From the impact of the first monasteries in the seventh century, to the emergence of the local parochial system five hundred years later, the Church was a force for change in Anglo-Saxon society. It shaped culture and ideas, social and economic behaviour, and the organization of landscape and settlement. In this innovative study, John Blair brings together written, topographical, and archaeological evidence to build a multi-dimensional picture of what local churches and local. communities meant to each other in early England. - ;From the impact of the first monasteries in the seventh century, to the emergence of the local parochial system five hundred years later, the Church was a force for change in Anglo-Saxon society. It shaped culture and ideas, social and economic behaviour, and the organization of landscape and settlement. This book traces how the widespread foundation of monastic sites ('minsters') during c.670-730 gave the recently pagan English new ways of living, of exploiting their resources, and. of absorbing European culture, as well as opening new spiritual and intellectual horizons. Through the era of Viking wars, and the tenth-century reconstruction of political and economic life, the minsters gradually lost their wealth, their independence, and their role as sites of high culture, but. grew in stature as foci of local society and eventually towns. After 950, with the increasing prominence of manors, manor-houses, and village communities, a new and much larger category of small churches were founded, endowed, and rebuilt: the parish churches of the emergent eleventh- and twelfth-century local parochial system. In this innovative study, John Blair brings together written, topographical, and archaeological evidence to build a multi-dimensional picture of what local churches and. local communities meant to each other in early
Publisher: Oxford : Oxford University Press, UK, 2005
Copyright Date: ©2005
ISBN: 9780191518836
9780198226956
Branch Call Number: Electronic book
Characteristics: 1 online resource (625 pages)
Additional Contributors: ProQuest (Firm)

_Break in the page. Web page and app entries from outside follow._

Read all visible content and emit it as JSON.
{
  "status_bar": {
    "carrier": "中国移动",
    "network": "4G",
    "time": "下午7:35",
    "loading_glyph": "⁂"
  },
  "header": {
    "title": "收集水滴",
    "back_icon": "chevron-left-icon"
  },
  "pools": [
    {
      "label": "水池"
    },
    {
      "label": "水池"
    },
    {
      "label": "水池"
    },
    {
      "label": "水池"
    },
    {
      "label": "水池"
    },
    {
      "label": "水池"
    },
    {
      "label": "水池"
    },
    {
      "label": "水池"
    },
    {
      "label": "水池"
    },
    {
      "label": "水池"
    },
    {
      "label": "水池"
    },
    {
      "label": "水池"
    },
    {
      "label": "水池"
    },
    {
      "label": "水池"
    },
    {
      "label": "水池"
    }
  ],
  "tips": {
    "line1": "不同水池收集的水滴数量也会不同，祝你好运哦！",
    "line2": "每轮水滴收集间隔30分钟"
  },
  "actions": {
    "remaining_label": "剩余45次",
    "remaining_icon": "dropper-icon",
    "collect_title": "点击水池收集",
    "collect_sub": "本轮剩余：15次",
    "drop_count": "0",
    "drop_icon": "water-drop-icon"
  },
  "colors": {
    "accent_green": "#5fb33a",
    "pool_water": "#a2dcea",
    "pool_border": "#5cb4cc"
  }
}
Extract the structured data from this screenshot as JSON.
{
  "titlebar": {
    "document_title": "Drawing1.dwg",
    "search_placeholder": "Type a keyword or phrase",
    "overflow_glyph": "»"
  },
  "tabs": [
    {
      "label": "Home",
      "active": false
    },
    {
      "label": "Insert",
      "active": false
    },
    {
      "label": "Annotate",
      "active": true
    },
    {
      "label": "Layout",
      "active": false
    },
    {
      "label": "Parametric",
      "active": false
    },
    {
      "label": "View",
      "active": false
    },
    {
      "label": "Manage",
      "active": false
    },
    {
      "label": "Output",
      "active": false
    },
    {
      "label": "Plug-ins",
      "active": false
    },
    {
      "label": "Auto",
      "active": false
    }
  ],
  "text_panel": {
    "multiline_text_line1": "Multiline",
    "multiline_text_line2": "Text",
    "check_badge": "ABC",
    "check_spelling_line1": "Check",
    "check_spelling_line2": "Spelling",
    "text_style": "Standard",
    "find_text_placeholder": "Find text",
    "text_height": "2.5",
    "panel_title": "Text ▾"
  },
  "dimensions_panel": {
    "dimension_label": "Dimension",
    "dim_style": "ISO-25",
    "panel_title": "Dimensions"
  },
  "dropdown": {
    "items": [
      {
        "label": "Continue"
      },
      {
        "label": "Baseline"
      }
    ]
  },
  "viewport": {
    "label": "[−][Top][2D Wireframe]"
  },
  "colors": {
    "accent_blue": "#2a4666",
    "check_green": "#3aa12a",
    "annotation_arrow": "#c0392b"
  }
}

Opinion

From the critics


Community Activity

Comment

Add a Comment

There are no comments for this title yet.

Age

Add Age Suitability

There are no ages for this title yet.

Summary

Add a Summary

There are no summaries for this title yet.

Notices

Add Notices

There are no notices for this title yet.

Quotes

Add a Quote

There are no quotes for this title yet.

Explore Further

Recommendations

Subject Headings

  Loading...

Find it at MCL

  Loading...
[]
[]
To Top